Dramatic advances in medical and interventional treatment of clinically overt CHD have contributed substantially, perhaps predominately, to the decline over the past three decades in CHD mortality that has occurred despite relatively unchanged rates of myocardial infarction. By analogy, it is attractive to assume that substantial benefit could also be given to individuals with significant but asymptomatic coronary artery disease if only they could be accurately diagnosed. In this context, research to determine whether or not a non-invasive method like EBCT has sufficient independent predictive value for CHD events to play a useful role in this process has potentially considerable clinical and public health importance.

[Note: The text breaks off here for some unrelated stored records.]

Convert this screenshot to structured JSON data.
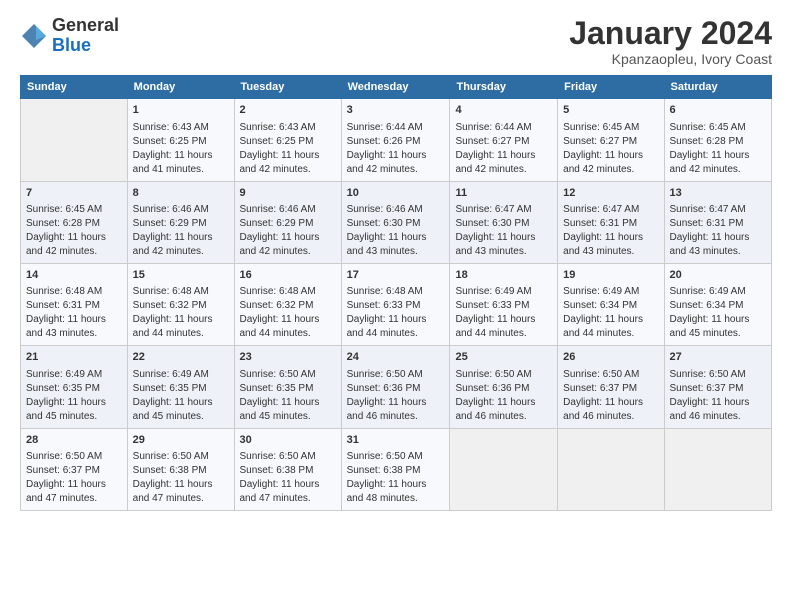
{
  "header": {
    "logo_line1": "General",
    "logo_line2": "Blue",
    "title": "January 2024",
    "subtitle": "Kpanzaopleu, Ivory Coast"
  },
  "columns": [
    "Sunday",
    "Monday",
    "Tuesday",
    "Wednesday",
    "Thursday",
    "Friday",
    "Saturday"
  ],
  "weeks": [
    [
      {
        "day": "",
        "text": ""
      },
      {
        "day": "1",
        "text": "Sunrise: 6:43 AM\nSunset: 6:25 PM\nDaylight: 11 hours\nand 41 minutes."
      },
      {
        "day": "2",
        "text": "Sunrise: 6:43 AM\nSunset: 6:25 PM\nDaylight: 11 hours\nand 42 minutes."
      },
      {
        "day": "3",
        "text": "Sunrise: 6:44 AM\nSunset: 6:26 PM\nDaylight: 11 hours\nand 42 minutes."
      },
      {
        "day": "4",
        "text": "Sunrise: 6:44 AM\nSunset: 6:27 PM\nDaylight: 11 hours\nand 42 minutes."
      },
      {
        "day": "5",
        "text": "Sunrise: 6:45 AM\nSunset: 6:27 PM\nDaylight: 11 hours\nand 42 minutes."
      },
      {
        "day": "6",
        "text": "Sunrise: 6:45 AM\nSunset: 6:28 PM\nDaylight: 11 hours\nand 42 minutes."
      }
    ],
    [
      {
        "day": "7",
        "text": "Sunrise: 6:45 AM\nSunset: 6:28 PM\nDaylight: 11 hours\nand 42 minutes."
      },
      {
        "day": "8",
        "text": "Sunrise: 6:46 AM\nSunset: 6:29 PM\nDaylight: 11 hours\nand 42 minutes."
      },
      {
        "day": "9",
        "text": "Sunrise: 6:46 AM\nSunset: 6:29 PM\nDaylight: 11 hours\nand 42 minutes."
      },
      {
        "day": "10",
        "text": "Sunrise: 6:46 AM\nSunset: 6:30 PM\nDaylight: 11 hours\nand 43 minutes."
      },
      {
        "day": "11",
        "text": "Sunrise: 6:47 AM\nSunset: 6:30 PM\nDaylight: 11 hours\nand 43 minutes."
      },
      {
        "day": "12",
        "text": "Sunrise: 6:47 AM\nSunset: 6:31 PM\nDaylight: 11 hours\nand 43 minutes."
      },
      {
        "day": "13",
        "text": "Sunrise: 6:47 AM\nSunset: 6:31 PM\nDaylight: 11 hours\nand 43 minutes."
      }
    ],
    [
      {
        "day": "14",
        "text": "Sunrise: 6:48 AM\nSunset: 6:31 PM\nDaylight: 11 hours\nand 43 minutes."
      },
      {
        "day": "15",
        "text": "Sunrise: 6:48 AM\nSunset: 6:32 PM\nDaylight: 11 hours\nand 44 minutes."
      },
      {
        "day": "16",
        "text": "Sunrise: 6:48 AM\nSunset: 6:32 PM\nDaylight: 11 hours\nand 44 minutes."
      },
      {
        "day": "17",
        "text": "Sunrise: 6:48 AM\nSunset: 6:33 PM\nDaylight: 11 hours\nand 44 minutes."
      },
      {
        "day": "18",
        "text": "Sunrise: 6:49 AM\nSunset: 6:33 PM\nDaylight: 11 hours\nand 44 minutes."
      },
      {
        "day": "19",
        "text": "Sunrise: 6:49 AM\nSunset: 6:34 PM\nDaylight: 11 hours\nand 44 minutes."
      },
      {
        "day": "20",
        "text": "Sunrise: 6:49 AM\nSunset: 6:34 PM\nDaylight: 11 hours\nand 45 minutes."
      }
    ],
    [
      {
        "day": "21",
        "text": "Sunrise: 6:49 AM\nSunset: 6:35 PM\nDaylight: 11 hours\nand 45 minutes."
      },
      {
        "day": "22",
        "text": "Sunrise: 6:49 AM\nSunset: 6:35 PM\nDaylight: 11 hours\nand 45 minutes."
      },
      {
        "day": "23",
        "text": "Sunrise: 6:50 AM\nSunset: 6:35 PM\nDaylight: 11 hours\nand 45 minutes."
      },
      {
        "day": "24",
        "text": "Sunrise: 6:50 AM\nSunset: 6:36 PM\nDaylight: 11 hours\nand 46 minutes."
      },
      {
        "day": "25",
        "text": "Sunrise: 6:50 AM\nSunset: 6:36 PM\nDaylight: 11 hours\nand 46 minutes."
      },
      {
        "day": "26",
        "text": "Sunrise: 6:50 AM\nSunset: 6:37 PM\nDaylight: 11 hours\nand 46 minutes."
      },
      {
        "day": "27",
        "text": "Sunrise: 6:50 AM\nSunset: 6:37 PM\nDaylight: 11 hours\nand 46 minutes."
      }
    ],
    [
      {
        "day": "28",
        "text": "Sunrise: 6:50 AM\nSunset: 6:37 PM\nDaylight: 11 hours\nand 47 minutes."
      },
      {
        "day": "29",
        "text": "Sunrise: 6:50 AM\nSunset: 6:38 PM\nDaylight: 11 hours\nand 47 minutes."
      },
      {
        "day": "30",
        "text": "Sunrise: 6:50 AM\nSunset: 6:38 PM\nDaylight: 11 hours\nand 47 minutes."
      },
      {
        "day": "31",
        "text": "Sunrise: 6:50 AM\nSunset: 6:38 PM\nDaylight: 11 hours\nand 48 minutes."
      },
      {
        "day": "",
        "text": ""
      },
      {
        "day": "",
        "text": ""
      },
      {
        "day": "",
        "text": ""
      }
    ]
  ]
}
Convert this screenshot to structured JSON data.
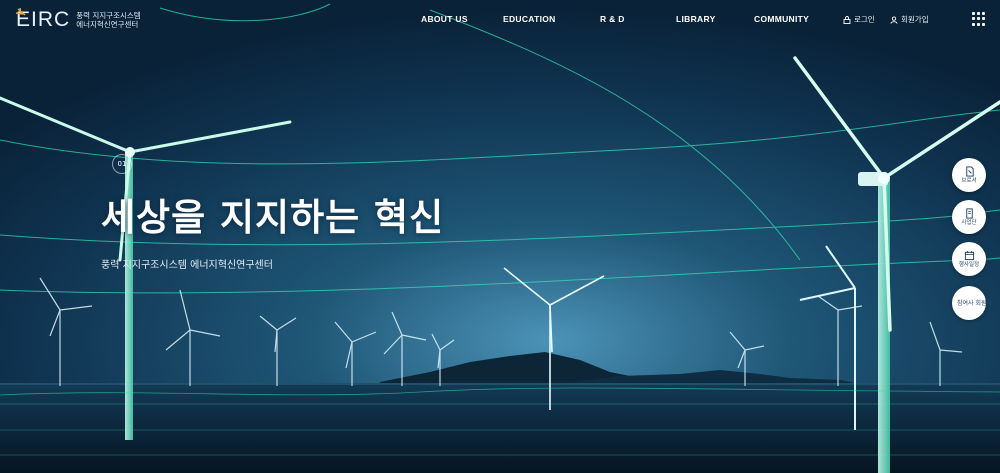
{
  "header": {
    "logo_text": "EIRC",
    "logo_line1": "풍력 지지구조시스템",
    "logo_line2": "에너지혁신연구센터",
    "nav": [
      "ABOUT US",
      "EDUCATION",
      "R & D",
      "LIBRARY",
      "COMMUNITY"
    ],
    "login": "로그인",
    "signup": "회원가입"
  },
  "hero": {
    "indicator": "01",
    "title": "세상을 지지하는 혁신",
    "subtitle": "풍력 지지구조시스템 에너지혁신연구센터"
  },
  "quick_menu": [
    {
      "label": "브로셔",
      "icon": "brochure-icon"
    },
    {
      "label": "사업단",
      "icon": "document-icon"
    },
    {
      "label": "행사일정",
      "icon": "calendar-icon"
    },
    {
      "label": "참여사 회원사",
      "icon": "members-icon"
    }
  ],
  "colors": {
    "background": "#0b2236",
    "glow": "#36e7c4",
    "sky_light": "#3f7fa5"
  }
}
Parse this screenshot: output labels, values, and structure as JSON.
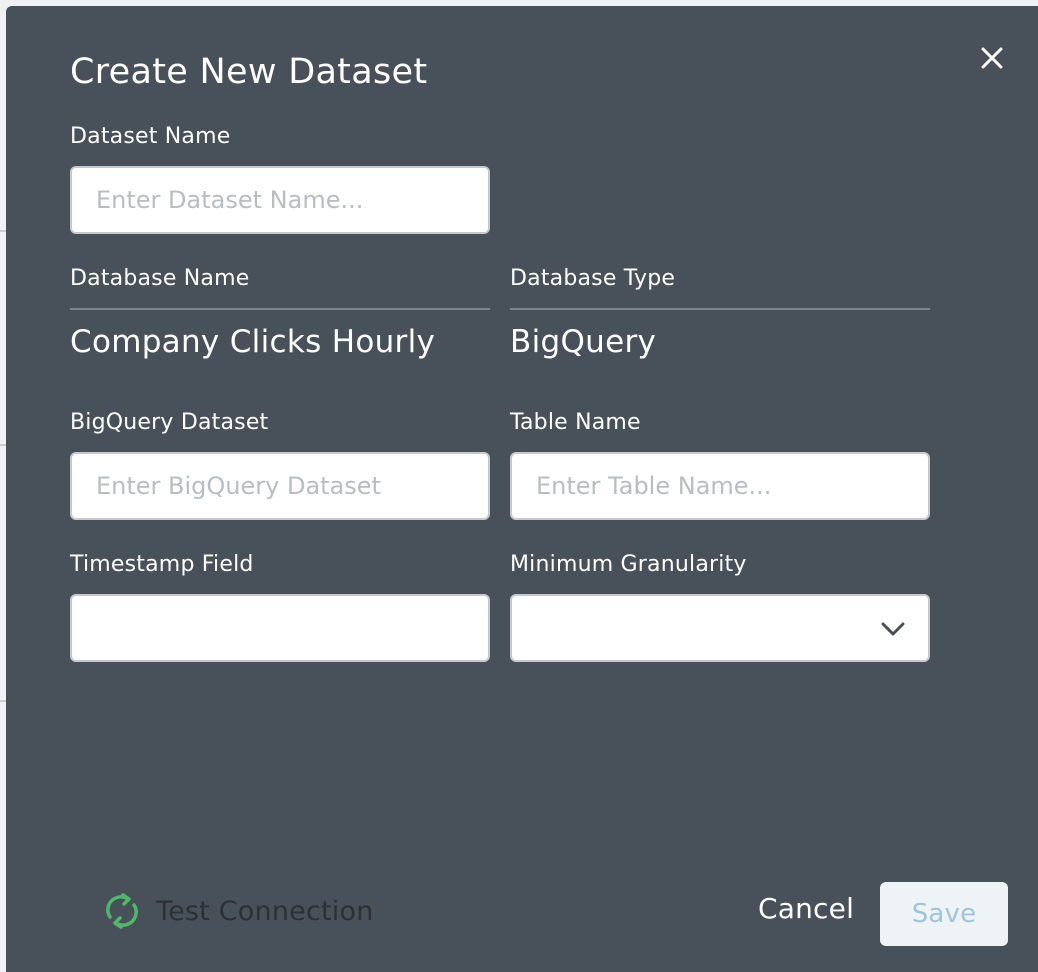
{
  "dialog": {
    "title": "Create New Dataset",
    "close_icon": "close-icon"
  },
  "fields": {
    "dataset_name": {
      "label": "Dataset Name",
      "value": "",
      "placeholder": "Enter Dataset Name..."
    },
    "database_name": {
      "label": "Database Name",
      "value": "Company Clicks Hourly"
    },
    "database_type": {
      "label": "Database Type",
      "value": "BigQuery"
    },
    "bigquery_dataset": {
      "label": "BigQuery Dataset",
      "value": "",
      "placeholder": "Enter BigQuery Dataset"
    },
    "table_name": {
      "label": "Table Name",
      "value": "",
      "placeholder": "Enter Table Name..."
    },
    "timestamp_field": {
      "label": "Timestamp Field",
      "value": ""
    },
    "minimum_granularity": {
      "label": "Minimum Granularity",
      "selected": "",
      "icon": "chevron-down-icon"
    }
  },
  "footer": {
    "test_connection_label": "Test Connection",
    "test_connection_icon": "refresh-icon",
    "cancel_label": "Cancel",
    "save_label": "Save"
  },
  "colors": {
    "dialog_background": "#485159",
    "test_icon_green": "#4fb86a",
    "save_text_disabled": "#9fc4da",
    "save_background": "#eef3f6"
  }
}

Follow-up of the 5,400 women and 12,600 men will be for an average of about 2.75 years with approximately 15,000 woman-years and 35,000 man-years of observations being available for analyses by June 30, 2000. An important strength of the study is the self-reported key health variables at baseline for all study participants. In addition, objective measures of blood pressure, total cholesterol, HDL- cholesterol, triglyceride, plasma glucose, resting and exercise electrocardiograms (ECG), maximal health rates, cardiorespiratory fitness, and other clinical and biochemical measurements are available for about half of the participants. CAC by EBCT has been associated with prevalent CHD and with incident CHD in recent small prospective studies. However, it is unclear whether CAC is predictive of MI or CHD deaths, because currently available studies had few individuals with evidence of hard CVD endpoints. The large cohort with CAC measurements provides the power to investigate an association between CAC and CHD morbidity, stroke, and all- cause mortality in terms of thresholds or dose-response effects. Exercise test results and measures of conventional CHD risk factors, including several health behaviors and biochemical markers, are available for about 50 percent of the participants. This will allow evaluation of the separate and independent predictive value of CAC and exercise test results and the combination of these two exposures in relation to study outcomes. Furthermore, CAC scores, exercise test results, and the presence of conventional risk factors will be used together to identify participants at the highest risk of developing CHD outcomes.
|Investigator:||Michael Lamonte||Cooper Institute for Aerobics Research|